Fresh focus on helping disabled tenants in greatest need to access adaptations
News release from 9 January 2017, 9:57am
CAMBRIDGE City Council is set to change its approach to adapting council homes for people with disabilities, in order to focus on providing the best solutions for people in greatest need.
A report proposes that councillors approve a new policy on adaptations for disabled tenants.
Adaptations typically involve modifications to properties such as providing level access showers, over-bath showers, ramps, stair lifts and other specialist changes.
These can help people to live longer in their own homes, to manage long term conditions and support the delivery of health and care services at home. They can also prevent incidents such as falls at home and reduce pressure on the NHS.

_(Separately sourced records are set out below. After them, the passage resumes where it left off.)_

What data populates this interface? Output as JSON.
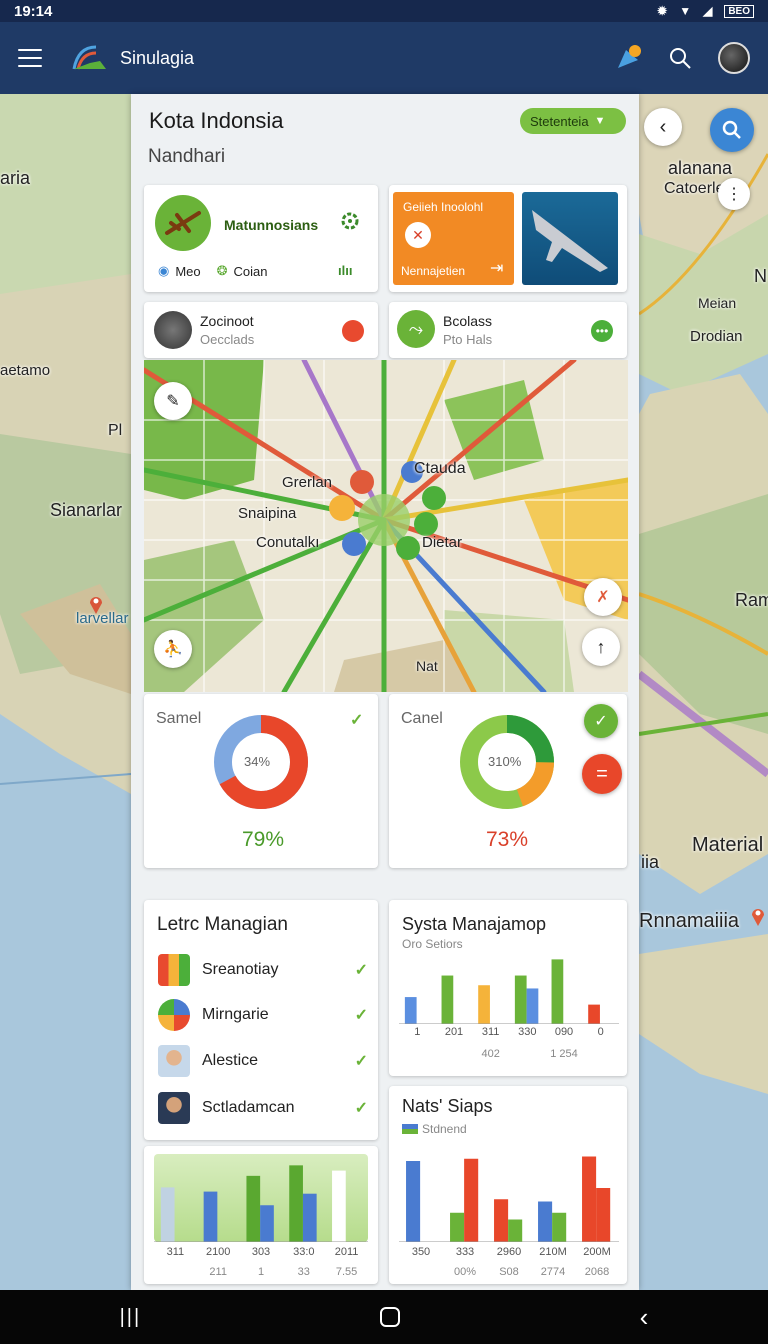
{
  "status": {
    "time": "19:14",
    "battery": "BEO"
  },
  "app": {
    "title": "Sinulagia"
  },
  "panel": {
    "title": "Kota Indonsia",
    "subtitle": "Nandhari",
    "filter_label": "Stetenteia"
  },
  "top_cards": {
    "card1": {
      "title": "Matunnosians",
      "meta1": "Meo",
      "meta2": "Coian",
      "meta3": "ılıı"
    },
    "card2": {
      "title": "Geiieh Inoolohl",
      "footer": "Nennajetien"
    },
    "card3": {
      "title": "Zocinoot",
      "sub": "Oecclads"
    },
    "card4": {
      "title": "Bcolass",
      "sub": "Pto Hals"
    }
  },
  "inner_map": {
    "labels": [
      "Grerlan",
      "Ctauda",
      "Snaipina",
      "Conutalkı",
      "Dietar",
      "Nat"
    ]
  },
  "map_labels": [
    "aria",
    "alanana",
    "Catoerle",
    "Meian",
    "N",
    "Drodian",
    "aetamo",
    "Pl",
    "Sianarlar",
    "larvellar",
    "Ram",
    "Material",
    "iia",
    "Rnnamaiiia"
  ],
  "donuts": {
    "left": {
      "title": "Samel",
      "inner": "34%",
      "value": "79%"
    },
    "right": {
      "title": "Canel",
      "inner": "310%",
      "value": "73%"
    }
  },
  "list_card": {
    "title": "Letrc Managian",
    "items": [
      "Sreanotiay",
      "Mirngarie",
      "Alestice",
      "Sctladamcan"
    ]
  },
  "chart_card1": {
    "title": "Systa Manajamop",
    "subtitle": "Oro Setiors",
    "xlabels": [
      "1",
      "201",
      "311",
      "330",
      "090",
      "0"
    ],
    "footer": [
      "",
      "",
      "402",
      "",
      "1 254",
      ""
    ]
  },
  "chart_card2": {
    "title": "Nats' Siaps",
    "legend": "Stdnend",
    "xlabels": [
      "350",
      "333",
      "2960",
      "210M",
      "200M"
    ],
    "footer": [
      "",
      "00%",
      "S08",
      "2774",
      "2068"
    ]
  },
  "chart_card3": {
    "xlabels": [
      "311",
      "2100",
      "303",
      "33:0",
      "2011"
    ],
    "footer": [
      "",
      "211",
      "1",
      "33",
      "7.55"
    ]
  },
  "chart_data": [
    {
      "type": "bar",
      "title": "Systa Manajamop",
      "categories": [
        "1",
        "201",
        "311",
        "330",
        "090",
        "0"
      ],
      "series": [
        {
          "values": [
            25,
            45,
            36,
            45,
            60,
            18
          ]
        },
        {
          "values": [
            0,
            0,
            0,
            33,
            0,
            0
          ]
        }
      ]
    },
    {
      "type": "bar",
      "title": "Nats' Siaps",
      "categories": [
        "350",
        "333",
        "2960",
        "210M",
        "200M"
      ],
      "series": [
        {
          "values": [
            72,
            26,
            38,
            36,
            76
          ]
        },
        {
          "values": [
            0,
            74,
            20,
            26,
            48
          ]
        }
      ]
    },
    {
      "type": "bar",
      "categories": [
        "311",
        "2100",
        "303",
        "33:0",
        "2011"
      ],
      "series": [
        {
          "values": [
            52,
            48,
            63,
            73,
            68
          ]
        },
        {
          "values": [
            0,
            0,
            35,
            46,
            0
          ]
        }
      ]
    }
  ],
  "colors": {
    "app_bar": "#1f3a66",
    "accent_green": "#6ab338",
    "accent_red": "#e84a2f",
    "accent_blue": "#4a7bd0",
    "accent_orange": "#f39c2a"
  }
}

The proposed policy reaffirms the council’s commitment to providing suitable housing to meet the needs of disabled people. The council does this through helping people to move as well as through adaptations. Over the next five years the council will be building 500 new homes, many of which will be suitable for disabled people and their families.
The policy aims to bring adaptations services available to council tenants into line with those open to private sector and other social housing tenants.

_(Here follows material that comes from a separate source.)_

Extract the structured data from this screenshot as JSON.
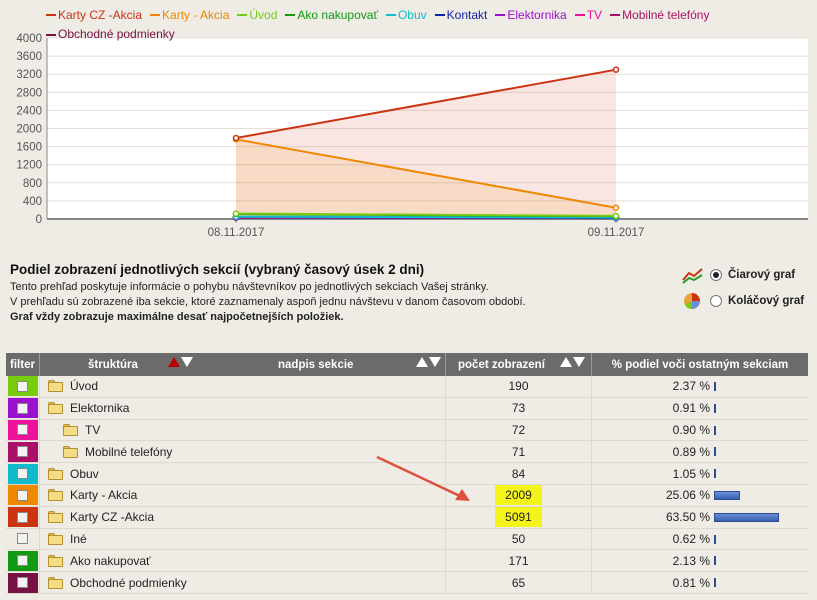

Last year, around twice as much money was spent on adapting council homes compared with social and private sector homes.
The ageing population in the UK is reflected in the make-up of the council’s tenants, with more than a third of tenants aged over 65, meaning that demand for adaptations is expected to increase.
Additionally, national policy such as the mandatory annual reduction in rent is putting greater pressure on the housing budget. The council has responded to this with a transformation programme that sets out how it will target resources on those people in most need, improve the efficiency of services and make provision for savings. Making sure the council uses its adaptations budget appropriately is part of this transformation.
If approved, the new policy on adaptations for disabled tenants would, as in the past, support older and vulnerable people to move when needed and would offer new financial support to help those who decide to move to a property that is better matched to their particular needs.
The new policy also proposes a means test for council tenants applying for an adaptation, in line with the approach taken for other social housing tenants. This is expected to apply to just 24% of tenants, as the majority (76%) of tenants are already in receipt of benefits that exempt them from any means test.
Where appropriate, tenants would be asked to make a contribution to any adaptation. A weekly recharge is also proposed for those households with an adaptation that requires some form of ongoing maintenance service costs.
Cllr Kevin Price, Executive Councillor for Housing, said: “Looking after those people who are in greatest need is our top priority and that is why we need an approach that helps us to prioritise our resources.
“We fully understand the importance of adapting people’s homes and we remain committed to continuing to do so, whilst helping people look at their long term needs and move to housing that is more suitable for them if appropriate.
“Asking for a contribution from those who can afford it is a reasonable proposal and it would mean that we can spend the money we do have on those people who really cannot afford to help themselves.
“We are also looking forward to providing more new accessible homes for people with disabilities, to meet their needs in the future.”
Councillors will discuss the recommendations in the report at Housing Scrutiny Committee on 18 January.